So, not only were our best marathon times almost equal, we were both raised on a North Antrim farms and we both migrated at an early age, in my case at 18 to Canada. And whereas McArthur often used to race a train leaving Dervock station, I often used to race a bus when I was dropped off at the stop near our farm.
And here I am today, after more than six months, still patiently waiting for my South African residency visa.
I feel quite sure that McArthur did not have to wait so long for his.
Since my mother died in 1985 and my father in 1995, my visits to my homeland have been few and far between; Portrush is about as far from NW Europe as one can go.
In the spring of 2005, I drove over to Ulster, via Stranraer and the ferry to Larne, to spend some time in the archives in Belfast; I wanted to research part of my Irish family history. And afterwards, for two glorious days I went walking in the Mourne mountains.
Instead of returning directly to Larne and Stranraer, as I had intended, I decided to take a detour north to Portrush and around the stunning coastal road. Almost without exception, when I have returned to Portrush, my first stop has been the graveyard of the ruined church at Ballywillan. For in that graveyard are buried my Douglas ancestors, as far back as the early 1700s. My parents and paternal grandparents are also buried there and for a while I wander from one known grave to another, lost in memories of when many of them were alive, especially in the case of my first schoolmaster (see Jimmy) and Derek Aiken, a school friend, who died at age 44.
Existimos mientras alguien nos recuerde
(We exist while someone remembers us)
Further down the hill, was the grave of Molly, the wife of my first cousin, Bertie Law. After leaving the graveyard, I intended on passing by his house in the hope of spending some time with him. I had just found new data on ancestors in which I knew he would be most interested, for like me, he was an enthusiastic amateur genealogist.
But when I arrived at Molly’s grave I was momentarily confused; she had been dead for thirteen years, yet the soil had still not settled. And then of course it dawned on me that Bertie was dead, and only very recently buried.
Bertie’s mother, Annie, was my grandfather’s sister. She died three days after giving birth to Bertie’s younger brother, John, commonly known as Jackie. Twenty years later, Sergeant John Douglas Law of the R.A.F. died over Germany and is buried at Rheinburg War Cemetery. I believe Jackie to have been the only WW2 casualty of the village.

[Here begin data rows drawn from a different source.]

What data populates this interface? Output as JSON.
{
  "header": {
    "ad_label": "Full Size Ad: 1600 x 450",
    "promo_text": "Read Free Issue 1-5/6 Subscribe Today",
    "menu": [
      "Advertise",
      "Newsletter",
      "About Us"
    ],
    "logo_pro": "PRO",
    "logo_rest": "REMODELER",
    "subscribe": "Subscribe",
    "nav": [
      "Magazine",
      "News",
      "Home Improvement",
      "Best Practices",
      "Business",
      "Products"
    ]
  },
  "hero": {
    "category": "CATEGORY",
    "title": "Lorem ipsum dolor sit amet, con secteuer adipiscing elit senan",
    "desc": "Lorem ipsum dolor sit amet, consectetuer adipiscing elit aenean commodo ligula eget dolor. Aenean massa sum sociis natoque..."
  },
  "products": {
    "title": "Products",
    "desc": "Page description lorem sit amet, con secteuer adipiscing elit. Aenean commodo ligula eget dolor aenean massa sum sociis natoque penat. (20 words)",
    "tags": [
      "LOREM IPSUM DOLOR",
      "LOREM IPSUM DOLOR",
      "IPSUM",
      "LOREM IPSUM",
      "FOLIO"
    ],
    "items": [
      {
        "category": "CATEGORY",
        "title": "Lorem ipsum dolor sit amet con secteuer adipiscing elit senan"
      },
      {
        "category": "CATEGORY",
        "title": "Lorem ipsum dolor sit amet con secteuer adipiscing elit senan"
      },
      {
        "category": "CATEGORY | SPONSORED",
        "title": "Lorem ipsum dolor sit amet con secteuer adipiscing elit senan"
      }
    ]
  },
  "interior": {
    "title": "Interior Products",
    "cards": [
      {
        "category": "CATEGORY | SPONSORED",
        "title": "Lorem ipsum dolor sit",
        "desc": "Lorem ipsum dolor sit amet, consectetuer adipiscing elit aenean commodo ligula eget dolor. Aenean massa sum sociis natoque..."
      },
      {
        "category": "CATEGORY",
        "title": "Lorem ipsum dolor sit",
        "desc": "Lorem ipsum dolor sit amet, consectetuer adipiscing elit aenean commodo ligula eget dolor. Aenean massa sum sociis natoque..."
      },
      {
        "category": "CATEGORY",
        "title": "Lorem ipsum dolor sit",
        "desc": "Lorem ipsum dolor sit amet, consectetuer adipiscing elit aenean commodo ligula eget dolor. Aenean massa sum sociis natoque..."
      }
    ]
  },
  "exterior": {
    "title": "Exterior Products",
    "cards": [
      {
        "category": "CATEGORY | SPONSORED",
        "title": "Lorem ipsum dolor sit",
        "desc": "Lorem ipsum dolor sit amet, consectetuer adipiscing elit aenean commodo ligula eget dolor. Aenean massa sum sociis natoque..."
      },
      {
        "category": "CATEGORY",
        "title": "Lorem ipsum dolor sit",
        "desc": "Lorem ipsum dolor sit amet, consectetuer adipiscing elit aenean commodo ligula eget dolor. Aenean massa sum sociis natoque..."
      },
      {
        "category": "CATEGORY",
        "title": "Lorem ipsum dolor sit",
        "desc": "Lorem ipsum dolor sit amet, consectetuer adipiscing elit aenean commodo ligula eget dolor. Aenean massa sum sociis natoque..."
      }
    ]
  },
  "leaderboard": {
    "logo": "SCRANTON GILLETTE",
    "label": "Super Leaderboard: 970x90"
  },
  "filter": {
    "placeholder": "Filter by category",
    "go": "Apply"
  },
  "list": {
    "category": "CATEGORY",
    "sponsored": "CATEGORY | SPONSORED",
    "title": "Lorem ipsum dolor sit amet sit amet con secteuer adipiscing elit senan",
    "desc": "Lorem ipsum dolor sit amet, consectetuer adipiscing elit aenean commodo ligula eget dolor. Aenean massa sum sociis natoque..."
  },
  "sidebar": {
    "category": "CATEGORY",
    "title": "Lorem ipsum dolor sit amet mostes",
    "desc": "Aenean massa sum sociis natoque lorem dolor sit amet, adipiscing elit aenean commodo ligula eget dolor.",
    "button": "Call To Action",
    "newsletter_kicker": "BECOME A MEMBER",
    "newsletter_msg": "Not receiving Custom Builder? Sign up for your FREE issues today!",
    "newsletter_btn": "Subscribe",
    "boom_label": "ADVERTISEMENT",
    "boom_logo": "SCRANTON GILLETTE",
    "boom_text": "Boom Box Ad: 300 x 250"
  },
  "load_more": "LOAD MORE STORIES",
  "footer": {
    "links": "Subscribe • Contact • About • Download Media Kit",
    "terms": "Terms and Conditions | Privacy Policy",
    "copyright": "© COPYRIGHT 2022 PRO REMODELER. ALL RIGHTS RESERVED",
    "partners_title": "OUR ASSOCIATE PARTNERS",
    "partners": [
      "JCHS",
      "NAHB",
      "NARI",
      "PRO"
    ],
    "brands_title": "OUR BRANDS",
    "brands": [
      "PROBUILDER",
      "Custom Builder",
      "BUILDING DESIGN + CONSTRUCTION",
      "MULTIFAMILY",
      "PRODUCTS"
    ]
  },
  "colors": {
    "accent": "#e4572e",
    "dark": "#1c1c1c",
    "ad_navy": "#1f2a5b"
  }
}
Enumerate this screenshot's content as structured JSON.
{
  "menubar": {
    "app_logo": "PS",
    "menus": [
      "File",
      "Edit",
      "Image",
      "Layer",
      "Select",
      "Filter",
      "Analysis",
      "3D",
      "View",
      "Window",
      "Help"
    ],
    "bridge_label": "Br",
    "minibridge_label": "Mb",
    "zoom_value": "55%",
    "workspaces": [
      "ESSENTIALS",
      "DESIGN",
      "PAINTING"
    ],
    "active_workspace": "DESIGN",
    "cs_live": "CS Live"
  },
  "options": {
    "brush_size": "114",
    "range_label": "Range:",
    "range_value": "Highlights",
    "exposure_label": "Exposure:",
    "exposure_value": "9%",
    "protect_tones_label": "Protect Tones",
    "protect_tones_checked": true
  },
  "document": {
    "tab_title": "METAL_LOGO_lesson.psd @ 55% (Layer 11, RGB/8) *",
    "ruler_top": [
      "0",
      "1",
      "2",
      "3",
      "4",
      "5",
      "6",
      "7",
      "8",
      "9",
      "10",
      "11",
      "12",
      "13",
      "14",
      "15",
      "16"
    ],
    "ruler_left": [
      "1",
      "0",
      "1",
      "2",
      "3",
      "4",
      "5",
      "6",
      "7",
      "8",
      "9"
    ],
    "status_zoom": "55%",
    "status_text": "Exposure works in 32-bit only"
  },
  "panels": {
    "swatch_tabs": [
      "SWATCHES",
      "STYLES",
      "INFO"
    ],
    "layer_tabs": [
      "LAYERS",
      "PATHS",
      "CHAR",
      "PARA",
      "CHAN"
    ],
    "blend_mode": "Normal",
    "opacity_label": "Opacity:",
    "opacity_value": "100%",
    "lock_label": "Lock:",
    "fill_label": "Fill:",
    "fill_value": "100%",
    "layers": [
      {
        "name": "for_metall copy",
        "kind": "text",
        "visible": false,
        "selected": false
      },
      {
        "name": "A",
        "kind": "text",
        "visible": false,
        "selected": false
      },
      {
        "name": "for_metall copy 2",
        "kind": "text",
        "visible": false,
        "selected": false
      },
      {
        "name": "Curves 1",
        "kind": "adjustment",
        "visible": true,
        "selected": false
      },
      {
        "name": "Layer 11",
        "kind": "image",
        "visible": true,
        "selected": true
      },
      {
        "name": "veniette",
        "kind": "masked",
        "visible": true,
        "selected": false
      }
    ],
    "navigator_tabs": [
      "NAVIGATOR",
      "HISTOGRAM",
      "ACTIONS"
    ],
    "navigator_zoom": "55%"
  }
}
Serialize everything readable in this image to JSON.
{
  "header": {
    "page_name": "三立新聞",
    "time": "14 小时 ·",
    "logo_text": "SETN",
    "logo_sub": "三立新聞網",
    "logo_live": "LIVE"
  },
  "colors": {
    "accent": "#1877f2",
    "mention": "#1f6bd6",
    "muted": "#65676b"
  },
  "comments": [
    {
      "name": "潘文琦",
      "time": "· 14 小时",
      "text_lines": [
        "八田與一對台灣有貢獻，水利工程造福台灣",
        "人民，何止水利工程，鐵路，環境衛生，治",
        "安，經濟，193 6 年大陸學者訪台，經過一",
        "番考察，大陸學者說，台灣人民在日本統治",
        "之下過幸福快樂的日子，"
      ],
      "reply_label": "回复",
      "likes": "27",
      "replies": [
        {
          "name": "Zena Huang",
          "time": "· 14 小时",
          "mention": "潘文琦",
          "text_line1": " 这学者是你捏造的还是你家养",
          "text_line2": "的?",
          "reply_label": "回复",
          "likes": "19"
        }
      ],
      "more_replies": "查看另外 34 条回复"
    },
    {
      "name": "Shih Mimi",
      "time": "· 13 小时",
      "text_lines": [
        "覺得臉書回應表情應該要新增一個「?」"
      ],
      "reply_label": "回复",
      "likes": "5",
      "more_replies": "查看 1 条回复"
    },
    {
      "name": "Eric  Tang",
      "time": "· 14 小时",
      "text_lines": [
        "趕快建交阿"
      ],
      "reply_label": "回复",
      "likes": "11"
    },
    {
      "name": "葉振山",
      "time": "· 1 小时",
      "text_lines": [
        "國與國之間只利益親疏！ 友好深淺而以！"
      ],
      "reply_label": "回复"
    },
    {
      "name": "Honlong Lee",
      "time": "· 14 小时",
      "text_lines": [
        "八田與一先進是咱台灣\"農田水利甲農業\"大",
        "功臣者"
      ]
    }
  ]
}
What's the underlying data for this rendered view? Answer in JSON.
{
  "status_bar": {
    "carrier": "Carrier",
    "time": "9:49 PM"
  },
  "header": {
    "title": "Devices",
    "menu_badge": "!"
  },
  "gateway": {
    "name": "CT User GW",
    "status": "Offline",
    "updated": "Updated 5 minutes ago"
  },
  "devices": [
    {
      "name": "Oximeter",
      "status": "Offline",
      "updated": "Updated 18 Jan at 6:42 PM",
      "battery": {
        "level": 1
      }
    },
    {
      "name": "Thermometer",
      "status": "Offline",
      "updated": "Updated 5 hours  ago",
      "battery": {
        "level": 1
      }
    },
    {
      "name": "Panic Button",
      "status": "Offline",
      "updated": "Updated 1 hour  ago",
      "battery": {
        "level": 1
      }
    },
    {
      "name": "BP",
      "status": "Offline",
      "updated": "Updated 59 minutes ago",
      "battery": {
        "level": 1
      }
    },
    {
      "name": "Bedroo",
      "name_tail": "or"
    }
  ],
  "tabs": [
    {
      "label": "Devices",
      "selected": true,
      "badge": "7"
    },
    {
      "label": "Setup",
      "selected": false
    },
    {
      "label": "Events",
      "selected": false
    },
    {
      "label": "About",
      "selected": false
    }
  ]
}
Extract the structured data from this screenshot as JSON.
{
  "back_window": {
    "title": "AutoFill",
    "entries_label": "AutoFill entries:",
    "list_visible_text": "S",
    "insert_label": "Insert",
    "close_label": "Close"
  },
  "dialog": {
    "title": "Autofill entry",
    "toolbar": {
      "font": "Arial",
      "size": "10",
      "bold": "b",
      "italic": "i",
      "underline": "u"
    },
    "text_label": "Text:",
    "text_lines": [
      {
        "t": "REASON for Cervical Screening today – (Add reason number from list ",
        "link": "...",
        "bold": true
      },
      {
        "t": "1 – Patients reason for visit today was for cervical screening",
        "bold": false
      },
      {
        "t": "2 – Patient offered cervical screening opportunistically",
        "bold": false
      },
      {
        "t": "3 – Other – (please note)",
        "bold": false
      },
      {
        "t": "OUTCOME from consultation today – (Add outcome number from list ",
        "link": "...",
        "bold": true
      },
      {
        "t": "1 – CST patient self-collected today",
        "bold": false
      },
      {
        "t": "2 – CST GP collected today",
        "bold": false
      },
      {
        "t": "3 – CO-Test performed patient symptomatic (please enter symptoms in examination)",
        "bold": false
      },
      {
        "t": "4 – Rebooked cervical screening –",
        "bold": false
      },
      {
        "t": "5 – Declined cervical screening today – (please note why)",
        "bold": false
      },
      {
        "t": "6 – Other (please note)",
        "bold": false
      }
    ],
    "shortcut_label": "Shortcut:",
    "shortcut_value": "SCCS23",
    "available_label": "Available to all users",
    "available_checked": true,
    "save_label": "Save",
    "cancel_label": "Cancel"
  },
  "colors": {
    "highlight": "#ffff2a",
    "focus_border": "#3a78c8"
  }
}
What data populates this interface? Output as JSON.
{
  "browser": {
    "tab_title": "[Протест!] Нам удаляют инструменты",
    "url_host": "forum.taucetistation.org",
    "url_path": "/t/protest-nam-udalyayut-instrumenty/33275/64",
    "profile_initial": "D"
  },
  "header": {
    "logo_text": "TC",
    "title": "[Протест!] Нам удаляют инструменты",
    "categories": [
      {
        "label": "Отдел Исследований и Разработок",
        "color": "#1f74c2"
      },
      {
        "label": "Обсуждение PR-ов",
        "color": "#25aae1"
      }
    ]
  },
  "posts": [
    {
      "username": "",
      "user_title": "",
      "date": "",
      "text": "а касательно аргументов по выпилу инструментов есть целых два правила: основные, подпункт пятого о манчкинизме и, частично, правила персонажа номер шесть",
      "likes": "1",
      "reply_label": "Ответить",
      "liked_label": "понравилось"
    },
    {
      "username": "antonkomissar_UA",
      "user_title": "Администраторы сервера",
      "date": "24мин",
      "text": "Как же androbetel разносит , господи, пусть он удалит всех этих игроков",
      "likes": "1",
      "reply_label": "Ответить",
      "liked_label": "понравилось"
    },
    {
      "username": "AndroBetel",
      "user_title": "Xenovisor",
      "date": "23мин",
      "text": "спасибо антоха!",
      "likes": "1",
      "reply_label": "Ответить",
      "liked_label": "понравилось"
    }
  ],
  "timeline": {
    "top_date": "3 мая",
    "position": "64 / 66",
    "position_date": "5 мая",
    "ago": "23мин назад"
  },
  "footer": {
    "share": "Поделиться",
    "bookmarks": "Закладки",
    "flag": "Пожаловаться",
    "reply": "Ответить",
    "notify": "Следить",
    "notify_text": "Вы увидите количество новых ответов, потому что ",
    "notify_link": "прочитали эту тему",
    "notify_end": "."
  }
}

Bertie was my mother’s first cousin and the most complete example of a handyman that I have ever known. He was an accomplished carpenter, bricklayer, plasterer, roofer and decorator. He built his own house in Glenmanus and most of the buildings on my father’s farm: the housing for the incubators, chicks, poultry, turkeys, the pig pens, and all of the storehouses. And when my mother was on one of her ‘I’d like to change this room’ moods, Bertie would construct cupboards and partitions. It was through observing Bertie at work, that when the need arose, I knew instinctively how to lay bricks, plaster, rebuild a shower, decorate etc.
Bertie was something of a workaholic. During the day he worked as a conductor for the local bus company and later he would work on the farm buildings. And when he returned home, he would spend time in the evening in his extensive vegetable and flower garden.
It was after the death of my father that I discovered Bertie’s interest in family history. He showed me the charts that he had drawn and we ended up by combining our research. And we supplemented it by mail, by telephone and occasional visits by me. Bertie’s charts are the backbone of what I know today of the history of the Douglas family of Glenmanus.
I felt very sad that day in May when I eventually left the graveyard. It felt like the end of an era, for Bertie was my last close contact with my parents. I still have two cousins living in the village, Hughie and Brian Douglas. I have recently renewed contact with them and long may that contact last.
Sometimes I feel most fortunate, for I am rich in memories.